That means that it would be about 10× more likely for a phisher to correctly guess a validation code that follows these rules than to guess a completely random six-digit code. But said another way, the odds are still significantly against a phisher who’s trying to steal my code. And quite frankly, if someone wants to exert that kind of effort to pirate my access to Microsoft Word online, well, I say, go for it.

When my colleague Chris Meador says, “I’ve thought of a math problem,” rest assured that I’ll spend a good portion of that workday trying to find a solution instead of tackling the items on my to-do list.

Last week, he emailed me the following:

My garage door opener has an exterior keypad that allows me to open the door by entering a 5‑digit number. There is no ENTER key, so the keypad “listens” for the correct code and disregards a false start. How many key presses would it take to test every possible code?

Theoretically, there are 105 possible codes, so entering all of them sequentially would require 5 × 105 key presses. However — because the keypad ignores false starts — some key presses can be saved. For example, typing 123456 will actually test two codes, 12345 and 23456.

Is it possible to construct an optimal string of key presses of minimal length that tests every possible code?

And with that, my Tuesday was ruined.

I had seen this problem before, or at least a version of it. The top four students at the MathCounts National Competition compete in a special event called the Masters Round, and one year the problem was about something called D Sequences. The author used this nickname because such sequences of minimal length are known as de Bruijn sequences, after the mathematician Nicolas Govert de Bruijn who proved a conjecture about the number of binary sequences in 1946.

Luckily for Chris, he caught a nasty viral infection last week, which gave him plenty of time to lie in bed thinking about the problem. He emailed me on Monday to inform me of his progress:

I did not manage to prove anything, but I did write a computer program that generates sequences using a pretty straightforward algorithm, and I was able to confirm that solutions are possible for 2‑, 3‑, 4‑, and 5‑digit codes.

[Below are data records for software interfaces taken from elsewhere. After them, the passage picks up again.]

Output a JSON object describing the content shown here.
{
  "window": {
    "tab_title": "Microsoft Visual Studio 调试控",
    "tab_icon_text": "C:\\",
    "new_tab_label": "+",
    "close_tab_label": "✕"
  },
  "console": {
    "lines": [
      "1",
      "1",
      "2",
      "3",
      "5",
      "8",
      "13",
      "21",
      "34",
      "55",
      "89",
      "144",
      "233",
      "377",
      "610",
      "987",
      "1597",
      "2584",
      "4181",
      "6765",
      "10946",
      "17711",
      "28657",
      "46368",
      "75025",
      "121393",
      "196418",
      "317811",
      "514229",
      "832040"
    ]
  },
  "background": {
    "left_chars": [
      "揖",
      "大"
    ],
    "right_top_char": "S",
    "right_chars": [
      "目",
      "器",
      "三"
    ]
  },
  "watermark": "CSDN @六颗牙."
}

That note reminded me that the best way to ensure a happy life is to surround yourself with intelligent people who share similar interests. Chris concluded his email to me with this:

I’d say [that my garage] is pretty secure, since it would take me about 14 hours to punch in all the possible numbers, reading from a list.

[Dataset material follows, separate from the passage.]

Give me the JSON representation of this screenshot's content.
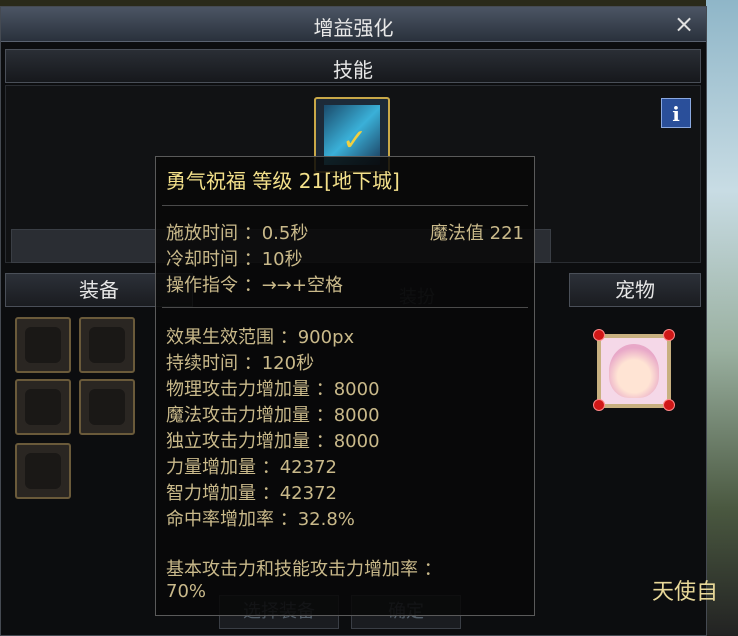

Feel free to read more about de Bruijn sequences at MathWorld, but you might want to try the following problems first.

1. Construct a de Bruijn sequence that contains every two-digit permutation of 0’s and 1’s.
2. Construct a de Bruijn sequence that contains every three-character permutation from an alphabet with three characters.
3. What is the minimum length of a string of letters that would contain every possible five-letter “word,” that is, every possible permutation of 5 letters, using the Latin alphabet?

Counting things is something that mathematicians, especially those studying combinatorics, do quite often. Yet how they count can be atypical:

When asked how many legs a sheep has, the mathematician replied, “I see two legs in front, two in back, two on the left, and two on the right. That’s eight total, but I counted every leg twice, so the answer is four.”

And there you have it.

The Math Jokes 4 Mathy Folks blog is an online extension to the book Math Jokes 4 Mathy Folks. The blog contains jokes submitted by readers, new jokes discovered by the author, details about speaking appearances and workshops, and other random bits of information that might be interesting to the strange folks who like math jokes.

## MJ4MF (offline version)

Math Jokes 4 Mathy Folks is available from Amazon, Borders, Barnes & Noble, NCTM, Robert D. Reed Publishers, and other purveyors of exceptional literature.